Tell Us About Your Case
Asterisk (*) denotes required.
Our attorneys are dedicated to helping families in transition. We have a single focus - providing the steady counsel, responsive service and powerful advocacy every client deserves. Please click on the links below to learn more:
Spousal support (commonly referred to as alimony) is not automatic in Nebraska. The party seeking temporary or permanent alimony must prove to the court that the support is necessary. At Vacanti Shattuck in Omaha, our lawyers provide vigorous representation to clients during divorce proceedings, seeing that any alimony order is fair and that our clients have maximum economic security. If you and your spouse are preparing to divorce, or have already separated, the court may enter an order for temporary alimony. It is extremely important to have legal counsel at the earliest phases of the divorce process, since the terms of the separation agreement may establish the basis for a permanent alimony decree.
When will the court award alimony/spousal support?
Nebraska family law directs the court to look at a number of factors when issuing a temporary or permanent order for spousal support:
- The contributions of each spouse to the marriage will be considered, including child care and homemaking contributions that interrupted career or educational opportunities.
- The order will not be intended to equalize the spouses’ incomes but to provide support during the receiving spouse’s transition into the workforce (rehabilitative alimony).
- The term of an alimony order will be based in part on the length of the marriage.
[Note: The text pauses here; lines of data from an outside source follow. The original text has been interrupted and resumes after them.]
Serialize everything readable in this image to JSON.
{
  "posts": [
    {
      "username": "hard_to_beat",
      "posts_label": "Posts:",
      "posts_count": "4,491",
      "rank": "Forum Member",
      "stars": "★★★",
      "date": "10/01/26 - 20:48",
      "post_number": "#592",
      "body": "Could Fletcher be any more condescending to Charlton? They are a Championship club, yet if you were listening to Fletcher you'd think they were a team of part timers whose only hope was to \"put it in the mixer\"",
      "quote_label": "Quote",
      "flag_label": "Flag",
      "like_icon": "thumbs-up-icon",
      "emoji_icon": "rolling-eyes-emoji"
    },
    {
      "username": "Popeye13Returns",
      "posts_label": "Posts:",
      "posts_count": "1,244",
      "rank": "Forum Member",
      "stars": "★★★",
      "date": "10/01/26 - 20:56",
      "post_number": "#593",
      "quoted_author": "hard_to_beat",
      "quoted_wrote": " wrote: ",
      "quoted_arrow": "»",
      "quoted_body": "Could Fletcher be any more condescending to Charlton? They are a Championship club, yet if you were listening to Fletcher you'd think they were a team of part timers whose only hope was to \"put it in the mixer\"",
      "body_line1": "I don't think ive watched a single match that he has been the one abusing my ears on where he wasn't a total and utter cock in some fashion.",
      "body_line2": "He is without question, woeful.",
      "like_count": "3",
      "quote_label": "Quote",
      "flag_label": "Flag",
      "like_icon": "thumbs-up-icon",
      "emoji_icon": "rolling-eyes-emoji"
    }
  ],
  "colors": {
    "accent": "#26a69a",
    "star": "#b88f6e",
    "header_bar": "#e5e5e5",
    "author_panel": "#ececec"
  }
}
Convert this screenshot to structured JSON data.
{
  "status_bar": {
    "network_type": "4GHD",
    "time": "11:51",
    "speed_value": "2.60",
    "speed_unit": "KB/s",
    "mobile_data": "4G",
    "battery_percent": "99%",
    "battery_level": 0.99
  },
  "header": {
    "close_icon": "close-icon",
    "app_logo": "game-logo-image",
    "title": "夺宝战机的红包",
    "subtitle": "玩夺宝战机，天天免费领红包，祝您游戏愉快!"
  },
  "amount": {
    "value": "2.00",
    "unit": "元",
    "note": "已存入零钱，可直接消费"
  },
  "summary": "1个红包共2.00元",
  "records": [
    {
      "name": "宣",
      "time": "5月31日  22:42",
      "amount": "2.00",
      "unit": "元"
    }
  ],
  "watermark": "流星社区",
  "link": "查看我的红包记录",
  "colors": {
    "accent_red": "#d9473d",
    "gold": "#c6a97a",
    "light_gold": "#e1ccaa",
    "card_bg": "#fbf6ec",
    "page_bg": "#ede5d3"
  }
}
For example, a homemaker of 20 years might be awarded 10 years worth of payments.
- Spouses may negotiate alimony as part of an overall agreement regarding child custody, divorce and property division.
- The ability of the supported party to enter the workforce without interfering with the interest of any minor child in his or her custody.
- If the circumstances of either party or a minor child change substantially, the court may consider a request for modification of support.
If you are getting a divorce and wonder if the court will award alimony, or you have another question about our practice, we invite you to e-mail us or call our office at 402.345.7600. One of our lawyers will reply to your e-mail or take your call and, if you are interested, arrange an in-office consultation.